“Wakeboarding requires relatively calm waters, so that riders can perform tricks on the waves generated by the towboats,” Sio explained. “We saw a lot of good riders falling off the wakeboards here, because the ferries traveling nearby were generating a lot of turbulence.”
The challenging conditions attested to the skills of the winning riders, including Yu Hamazaki, a competitor from Japan with multiple champion titles. Finishing various elaborate spins and flips along a designated track of 750 metres, he was crowned Men’s Open champion with a score of 88 – the perfect gift for his 17th birthday the following day.
The champion title of Women’s Open went to Hinata Yoshihara, also from Japan. She scored 71.67 to defeat four other players, all from Hong Kong, in the final.
Other contest divisions included Men’s and Women’s Novice and Intermediate, as well as Men’s Advanced, allowing riders of different levels to compete for titles. They ranged from prodigies who became title‐holders at a very young age to late bloomers who prove that it is never too late to try a new sport.
Yang Yu Yeh, who just turned 11, was one of the youngest contestants in the tournament. Competing
with adult riders from Hong Kong, Korea and Taiwan, he won the first runner‐up title of Men’s Intermediate.

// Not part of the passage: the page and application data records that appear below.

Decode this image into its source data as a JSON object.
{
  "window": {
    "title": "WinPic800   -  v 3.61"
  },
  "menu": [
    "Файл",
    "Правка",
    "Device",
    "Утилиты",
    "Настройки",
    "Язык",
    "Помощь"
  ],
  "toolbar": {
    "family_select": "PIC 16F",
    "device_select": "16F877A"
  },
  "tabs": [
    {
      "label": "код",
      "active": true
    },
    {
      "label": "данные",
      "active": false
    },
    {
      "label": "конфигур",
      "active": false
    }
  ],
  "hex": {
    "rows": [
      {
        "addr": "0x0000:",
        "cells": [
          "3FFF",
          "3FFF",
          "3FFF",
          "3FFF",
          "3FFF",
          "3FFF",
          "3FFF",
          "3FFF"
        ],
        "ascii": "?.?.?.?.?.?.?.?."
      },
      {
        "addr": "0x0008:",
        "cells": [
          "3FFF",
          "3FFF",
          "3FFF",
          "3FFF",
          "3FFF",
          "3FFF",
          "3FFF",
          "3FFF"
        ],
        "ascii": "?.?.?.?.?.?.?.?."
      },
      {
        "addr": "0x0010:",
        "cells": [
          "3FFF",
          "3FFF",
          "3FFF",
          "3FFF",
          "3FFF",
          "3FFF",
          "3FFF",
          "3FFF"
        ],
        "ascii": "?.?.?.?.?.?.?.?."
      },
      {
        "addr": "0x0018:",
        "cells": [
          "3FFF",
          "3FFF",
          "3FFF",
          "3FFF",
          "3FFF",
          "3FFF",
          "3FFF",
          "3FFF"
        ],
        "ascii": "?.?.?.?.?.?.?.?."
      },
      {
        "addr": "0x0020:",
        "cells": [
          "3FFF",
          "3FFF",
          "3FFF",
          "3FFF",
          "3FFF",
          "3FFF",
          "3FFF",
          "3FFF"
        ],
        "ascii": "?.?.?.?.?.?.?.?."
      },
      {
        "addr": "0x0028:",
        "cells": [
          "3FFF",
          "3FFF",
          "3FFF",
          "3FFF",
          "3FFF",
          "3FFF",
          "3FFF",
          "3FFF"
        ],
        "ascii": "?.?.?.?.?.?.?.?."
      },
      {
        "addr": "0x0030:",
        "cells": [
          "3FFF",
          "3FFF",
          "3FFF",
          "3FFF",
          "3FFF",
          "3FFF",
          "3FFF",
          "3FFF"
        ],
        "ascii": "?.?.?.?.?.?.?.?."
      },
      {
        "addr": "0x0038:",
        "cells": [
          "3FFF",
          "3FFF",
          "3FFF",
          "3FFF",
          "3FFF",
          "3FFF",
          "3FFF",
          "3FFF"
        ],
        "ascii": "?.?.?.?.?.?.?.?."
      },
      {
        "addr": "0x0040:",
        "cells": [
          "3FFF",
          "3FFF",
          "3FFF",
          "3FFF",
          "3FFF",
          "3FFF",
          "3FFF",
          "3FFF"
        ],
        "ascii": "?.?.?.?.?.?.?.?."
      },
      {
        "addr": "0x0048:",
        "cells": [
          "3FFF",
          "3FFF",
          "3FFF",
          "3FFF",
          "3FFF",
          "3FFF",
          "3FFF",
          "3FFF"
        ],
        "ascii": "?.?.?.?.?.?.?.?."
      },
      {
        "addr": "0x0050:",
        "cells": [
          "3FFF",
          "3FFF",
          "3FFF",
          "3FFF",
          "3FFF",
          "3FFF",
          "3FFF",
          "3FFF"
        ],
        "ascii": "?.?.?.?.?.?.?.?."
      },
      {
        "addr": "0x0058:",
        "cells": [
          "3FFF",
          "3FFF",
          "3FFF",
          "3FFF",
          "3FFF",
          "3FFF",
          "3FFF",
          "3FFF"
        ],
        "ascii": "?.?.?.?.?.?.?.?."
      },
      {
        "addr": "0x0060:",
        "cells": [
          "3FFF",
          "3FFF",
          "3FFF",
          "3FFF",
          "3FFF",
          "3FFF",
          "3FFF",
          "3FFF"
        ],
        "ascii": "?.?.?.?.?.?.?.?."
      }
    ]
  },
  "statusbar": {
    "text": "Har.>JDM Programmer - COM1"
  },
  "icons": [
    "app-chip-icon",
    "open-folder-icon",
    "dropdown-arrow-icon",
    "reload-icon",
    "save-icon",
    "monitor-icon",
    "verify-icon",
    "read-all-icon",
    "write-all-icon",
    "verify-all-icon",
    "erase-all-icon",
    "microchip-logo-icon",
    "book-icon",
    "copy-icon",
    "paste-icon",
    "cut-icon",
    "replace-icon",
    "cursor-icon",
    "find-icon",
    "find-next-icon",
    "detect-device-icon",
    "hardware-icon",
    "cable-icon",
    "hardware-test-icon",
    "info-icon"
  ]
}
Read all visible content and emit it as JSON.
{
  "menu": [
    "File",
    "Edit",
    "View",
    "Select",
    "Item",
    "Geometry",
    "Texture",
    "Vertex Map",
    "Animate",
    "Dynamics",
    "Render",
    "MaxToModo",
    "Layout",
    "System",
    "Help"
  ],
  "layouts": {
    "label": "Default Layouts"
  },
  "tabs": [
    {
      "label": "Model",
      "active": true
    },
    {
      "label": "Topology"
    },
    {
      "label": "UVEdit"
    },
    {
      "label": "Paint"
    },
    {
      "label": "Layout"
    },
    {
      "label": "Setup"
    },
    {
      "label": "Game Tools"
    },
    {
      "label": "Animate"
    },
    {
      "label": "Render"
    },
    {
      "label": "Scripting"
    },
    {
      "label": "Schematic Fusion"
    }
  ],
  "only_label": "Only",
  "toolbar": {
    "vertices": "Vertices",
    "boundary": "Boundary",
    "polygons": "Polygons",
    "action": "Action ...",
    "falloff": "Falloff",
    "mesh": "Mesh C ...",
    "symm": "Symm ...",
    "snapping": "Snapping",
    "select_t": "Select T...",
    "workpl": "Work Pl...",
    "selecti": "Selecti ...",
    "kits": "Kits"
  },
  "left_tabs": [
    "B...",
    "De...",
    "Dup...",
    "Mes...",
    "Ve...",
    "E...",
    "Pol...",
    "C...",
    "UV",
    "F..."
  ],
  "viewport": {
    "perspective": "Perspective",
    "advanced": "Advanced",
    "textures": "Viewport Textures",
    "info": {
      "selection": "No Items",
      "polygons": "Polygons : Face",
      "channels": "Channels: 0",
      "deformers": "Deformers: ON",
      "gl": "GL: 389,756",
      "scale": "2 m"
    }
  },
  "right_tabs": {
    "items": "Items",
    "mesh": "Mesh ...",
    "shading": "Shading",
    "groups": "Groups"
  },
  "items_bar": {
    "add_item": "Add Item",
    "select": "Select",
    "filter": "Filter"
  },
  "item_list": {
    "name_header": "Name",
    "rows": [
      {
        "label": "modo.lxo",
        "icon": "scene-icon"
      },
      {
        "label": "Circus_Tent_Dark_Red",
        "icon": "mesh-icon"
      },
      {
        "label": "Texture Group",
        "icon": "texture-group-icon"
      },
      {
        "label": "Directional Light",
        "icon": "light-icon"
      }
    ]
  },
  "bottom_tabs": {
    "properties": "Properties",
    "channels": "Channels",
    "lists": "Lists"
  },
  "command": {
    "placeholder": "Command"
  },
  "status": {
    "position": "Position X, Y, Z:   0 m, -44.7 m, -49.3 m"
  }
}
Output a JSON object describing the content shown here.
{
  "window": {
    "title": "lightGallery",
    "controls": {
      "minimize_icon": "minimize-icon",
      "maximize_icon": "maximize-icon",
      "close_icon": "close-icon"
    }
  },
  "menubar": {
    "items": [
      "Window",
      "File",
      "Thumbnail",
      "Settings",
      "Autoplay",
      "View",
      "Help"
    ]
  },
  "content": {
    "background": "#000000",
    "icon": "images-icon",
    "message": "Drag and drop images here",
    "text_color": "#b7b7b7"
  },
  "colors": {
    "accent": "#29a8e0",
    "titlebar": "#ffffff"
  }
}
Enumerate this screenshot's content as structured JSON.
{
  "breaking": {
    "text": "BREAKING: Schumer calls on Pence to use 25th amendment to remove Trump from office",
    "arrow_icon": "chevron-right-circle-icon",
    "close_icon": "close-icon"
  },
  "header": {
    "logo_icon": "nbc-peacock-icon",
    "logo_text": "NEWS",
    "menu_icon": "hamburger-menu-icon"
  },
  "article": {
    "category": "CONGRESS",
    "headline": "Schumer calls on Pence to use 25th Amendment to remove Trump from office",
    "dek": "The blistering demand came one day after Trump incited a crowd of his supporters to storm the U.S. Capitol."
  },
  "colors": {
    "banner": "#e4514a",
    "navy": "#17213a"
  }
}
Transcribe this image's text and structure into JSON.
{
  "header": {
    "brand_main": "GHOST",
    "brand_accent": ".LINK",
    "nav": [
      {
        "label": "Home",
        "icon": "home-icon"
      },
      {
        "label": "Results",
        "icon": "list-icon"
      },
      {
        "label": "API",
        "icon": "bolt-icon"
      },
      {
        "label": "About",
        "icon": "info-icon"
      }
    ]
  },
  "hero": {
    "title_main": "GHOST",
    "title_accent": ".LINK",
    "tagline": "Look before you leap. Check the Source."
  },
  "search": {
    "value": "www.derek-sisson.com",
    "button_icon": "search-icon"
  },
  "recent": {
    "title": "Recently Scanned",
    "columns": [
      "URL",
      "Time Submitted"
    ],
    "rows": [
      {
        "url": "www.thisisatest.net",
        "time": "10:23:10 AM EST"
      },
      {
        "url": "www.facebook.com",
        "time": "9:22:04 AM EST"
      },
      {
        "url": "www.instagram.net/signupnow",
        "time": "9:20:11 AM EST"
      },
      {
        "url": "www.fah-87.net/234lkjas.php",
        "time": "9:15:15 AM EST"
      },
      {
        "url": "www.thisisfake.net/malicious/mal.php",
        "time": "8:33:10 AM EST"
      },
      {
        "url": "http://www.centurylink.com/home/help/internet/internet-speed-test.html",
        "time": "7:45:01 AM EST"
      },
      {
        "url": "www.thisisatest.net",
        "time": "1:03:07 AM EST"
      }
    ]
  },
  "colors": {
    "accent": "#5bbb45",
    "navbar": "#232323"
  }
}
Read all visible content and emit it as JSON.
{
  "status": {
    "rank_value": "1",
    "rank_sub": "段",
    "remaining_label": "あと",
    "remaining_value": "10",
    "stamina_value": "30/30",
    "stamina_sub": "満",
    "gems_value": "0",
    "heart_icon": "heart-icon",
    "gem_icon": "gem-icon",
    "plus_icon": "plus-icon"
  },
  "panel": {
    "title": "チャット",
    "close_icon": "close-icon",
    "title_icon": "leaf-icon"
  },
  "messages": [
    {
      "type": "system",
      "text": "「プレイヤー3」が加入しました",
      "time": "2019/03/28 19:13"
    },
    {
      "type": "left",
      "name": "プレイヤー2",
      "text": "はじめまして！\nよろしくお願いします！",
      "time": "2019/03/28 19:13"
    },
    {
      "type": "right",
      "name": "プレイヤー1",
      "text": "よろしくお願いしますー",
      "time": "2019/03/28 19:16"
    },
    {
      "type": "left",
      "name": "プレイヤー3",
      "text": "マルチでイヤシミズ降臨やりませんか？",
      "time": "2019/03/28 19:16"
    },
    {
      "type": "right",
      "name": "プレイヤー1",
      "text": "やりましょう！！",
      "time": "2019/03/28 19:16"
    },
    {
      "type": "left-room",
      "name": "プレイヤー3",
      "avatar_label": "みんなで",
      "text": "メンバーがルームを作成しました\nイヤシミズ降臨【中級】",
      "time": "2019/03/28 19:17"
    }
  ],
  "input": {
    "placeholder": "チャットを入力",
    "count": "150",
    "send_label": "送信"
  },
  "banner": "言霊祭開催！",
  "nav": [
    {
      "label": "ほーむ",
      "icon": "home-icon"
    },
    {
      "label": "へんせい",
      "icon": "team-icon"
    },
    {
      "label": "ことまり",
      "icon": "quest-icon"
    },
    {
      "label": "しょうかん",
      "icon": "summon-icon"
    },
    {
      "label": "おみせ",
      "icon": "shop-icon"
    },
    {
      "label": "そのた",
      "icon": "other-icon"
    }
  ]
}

According to his mother,Daisy Chen, founder of Mosquito Wakeboard Club in Taiwan, Yang has been practicing wakeboarding for four years and has previously won first places at tournaments held in Jiangsu, Hong Kong and Japan.
Meanwhile, Vong Chi Wing from Macao was named the top local rider after scoring 79.69 points to obtain the first runner‐up title of Men’s Novice. At the age of 41, he started wakeboarding three years ago and became obsessed with it:
“It is such an exciting sport. I will continue for as long as I can.” Unfortunately, for dedicated wakeboard riders, Macao may not provide favourable training conditions, as most of its waters are not deep enough to support inboard towboats that can generate big waves, especially during low tides.
Coreen Choi, chief designer of the tournament and the local female rider with the highest score, pointed to the importance of training in China or Hong Kong on a regular basis.
“The waterfront of Fisherman’s Wharf is one of the few locations in Macao that can accommodate an inboard boat,” she explained. “But for normal practices, we travel to the waters near Hac Sac Beach. We can use an outboard boat there, which generates smaller waves than inboard boat and thus the variety of tricks we can perform is restricted.”
“It is a sport that requires a fair amount of time and money, and carries some risks of physical injury,” Sio added. “That’s why we often see people come and go.” He went on, explaining the injuries he had suffered throughout the years, obstacles that did not deter him from pursuing improvement. “Because it’s like a constant pursuit of a girl, who will never give you everything,” he smiled. “There is no limit to this sport; you will always find room to make a breakthrough.”
As the tournament ended, Sio was happy to see how much both the riders and spectators had enjoyed the event. It certainly boosted his confidence in organising a second tournament next year.
“We want to let people know how amazing wakeboarding is,” said Sio – the yells and applause following each stunning spin proved that they succeeded.